Dr. Muftic and her husband in Sarajevo.
As a junior in college, Dr. Lisa Muftic was introduced to Bosnia and Herzegovina (BiH) through an older gentlemen who had recently resettled in the U.S. from the war-torn country. That meeting would have a profound effect on her personal life and professional career.
The man’s roommate, also a war refugee who served as her interpreter, eventually became her husband and father of their three children. Her passion about the country, ignited by that chance encounter, led to research opportunities abroad and a Fulbright Scholarship with the University of Sarajevo. As a scholar, she studied criminal justice issues, including intimate partner violence, human trafficking, and police training and attitudes in BiH.
Dr. Muftic with her children along the Buna River.“I fell in love with that part of the world,” said Dr. Muftic, who has visited the country almost every year since 1997. “It’s my other home. I love the people, the rich culture and history, and the country’s incredible beauty. The first time I went there, there was still so much destruction from the war, but there was also profound natural beauty.”
Muftic’s interest in BiH started at North Dakota State University while a serving an internship as a volunteer with the Refugee Resettlement Program.

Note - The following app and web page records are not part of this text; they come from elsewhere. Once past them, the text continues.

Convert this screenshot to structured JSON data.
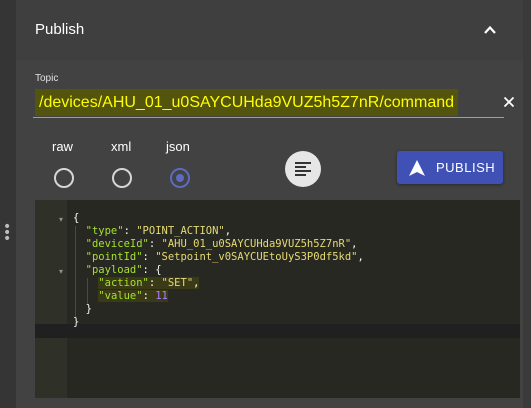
{
  "panel": {
    "title": "Publish",
    "topic_label": "Topic",
    "topic_value": "/devices/AHU_01_u0SAYCUHda9VUZ5h5Z7nR/command",
    "formats": [
      {
        "label": "raw",
        "selected": false
      },
      {
        "label": "xml",
        "selected": false
      },
      {
        "label": "json",
        "selected": true
      }
    ],
    "publish_label": "PUBLISH"
  },
  "editor": {
    "lines": [
      "{",
      "  \"type\": \"POINT_ACTION\",",
      "  \"deviceId\": \"AHU_01_u0SAYCUHda9VUZ5h5Z7nR\",",
      "  \"pointId\": \"Setpoint_v0SAYCUEtoUyS3P0df5kd\",",
      "  \"payload\": {",
      "    \"action\": \"SET\",",
      "    \"value\": 11",
      "  }",
      "}"
    ]
  },
  "colors": {
    "accent": "#3f51b5",
    "topic_text": "#ffff00",
    "topic_highlight": "#53540d",
    "editor_bg": "#272822"
  },
  "icons": [
    "chevron-up-icon",
    "close-icon",
    "format-align-icon",
    "send-icon",
    "drag-handle-icon",
    "fold-arrow-icon"
  ]
}
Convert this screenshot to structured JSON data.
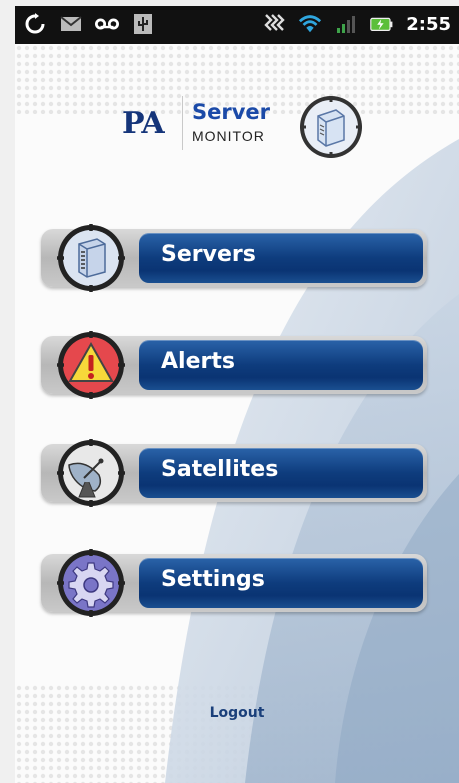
{
  "status_bar": {
    "time": "2:55",
    "left_icons": [
      "sync-icon",
      "gmail-icon",
      "voicemail-icon",
      "usb-icon"
    ],
    "right_icons": [
      "vibrate-icon",
      "wifi-icon",
      "signal-icon",
      "battery-charging-icon"
    ]
  },
  "logo": {
    "pa": "PA",
    "server": "Server",
    "monitor": "MONITOR"
  },
  "menu": [
    {
      "label": "Servers",
      "icon": "server-icon"
    },
    {
      "label": "Alerts",
      "icon": "alert-icon"
    },
    {
      "label": "Satellites",
      "icon": "satellite-dish-icon"
    },
    {
      "label": "Settings",
      "icon": "gear-icon"
    }
  ],
  "footer": {
    "logout": "Logout"
  },
  "colors": {
    "brand_navy": "#15357a",
    "button_blue": "#0e3c7d",
    "status_bar_bg": "#111111"
  }
}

The program served many displaced by the war, which erupted among ethnic groups following the country’s independence from Yugoslavia in 1992. When she asked her future husband or others about the causes of the war, they were unable – or unwilling – to speak about it. Led by a professor who had visited the area in the 1970s, she began an independent study on the causes of the war which eventually led into her work as a master’s student.
A group of criminal justice students in BiH
"With interest in intimate partner violence, human trafficking, and international criminal justice issues, she began doing research in the country, often comparing the trends between BiH and the United States. She published many studies on these issues in American and European academic journals and has others in the pipeline.
While a doctoral student, Dr. Muftic compared intimate partner violence experienced by Bosnian women who relocated to the U.S., comparing them to those who remained in their native country. While the study showed no differences in victimization and perpetration among the two groups of women, in the U.S., the Bosnian women tended to be more conservative on the issue and conformed more to traditional gender roles.
Dr. Muftic studied the underground human trafficking sex trade in BiH.“It could be that (Bosnian) women (in the U.S.) were clinging more to tradition, and displacement was a major stressor,” said Dr. Muftic.
While in the field collecting data for a second research project related to domestic violence in the country, Dr. Muftic visited one of two domestic violence shelters. Rather than finding victims of intimate partner violence, she found the shelter was full of human trafficking victims. This finding led to her current research which focuses on criminal justice responses to the offense since the end of the war.
After the war, many international forces were in the country to help it rebuild and foreign women were smuggled in from Europe and Asia to serve those populations. While foreigners only accounted for 30 percent of the customer base, they represented 70 percent of profits. After the country stabilized and prostitution crackdowns began, the industry changed and the practice was driven underground. Today Bosnian women and girls represent the majority of trafficking victims and locals comprise the majority of traffickers, pimps, and clientele.
Dr. Muftic and University of Sarajevo students.“There are less women being rescued now and less receiving services,” Dr. Muftic said. “This doesn’t mean, however, that trafficking isn’t taking place. It has just become harder to detect.”
After the war, there was a movement in BiH to professionalize the police. Interested in the impact training had on police response to gender based violence, Dr. Muftic measured police officers’ responses and attitudes toward domestic violence and human trafficking. She found that training resulted in less negative attitudes to reports of intimate partner violence and a greater likelihood of intervention. Because the police are first line responders in such cases, these findings have important policy implications as to the importance of training and education for law enforcement.
Dr. Muftic compares victim and policing issues in the U.S. and BiH.During the 2012-2013 academic year, Muftic was a Fulbright Scholar and visiting faculty member at the University of Sarajevo. While continuing her research, she also mentored several undergraduate students with an interest in advancing their knowledge about criminal justice issues. Working with these students – along with other colleagues in the criminal justice field – she expanded her research to include electronic monitoring, the death penalty, and the use of criminological theory to predict delinquency in the country. She also has introduced graduate students at Sam Houston State University to her research efforts.
“I think because of the situation in Bosnia, many of the students see education as a way to be successful,” said Dr. Muftic. “Many were looking to advanced degrees. It was a small group but it was fun to have a group of students who were really proactive about their education. I am really proud of the relationship that we have forged. I learned as much from them as they did from me; maybe more!”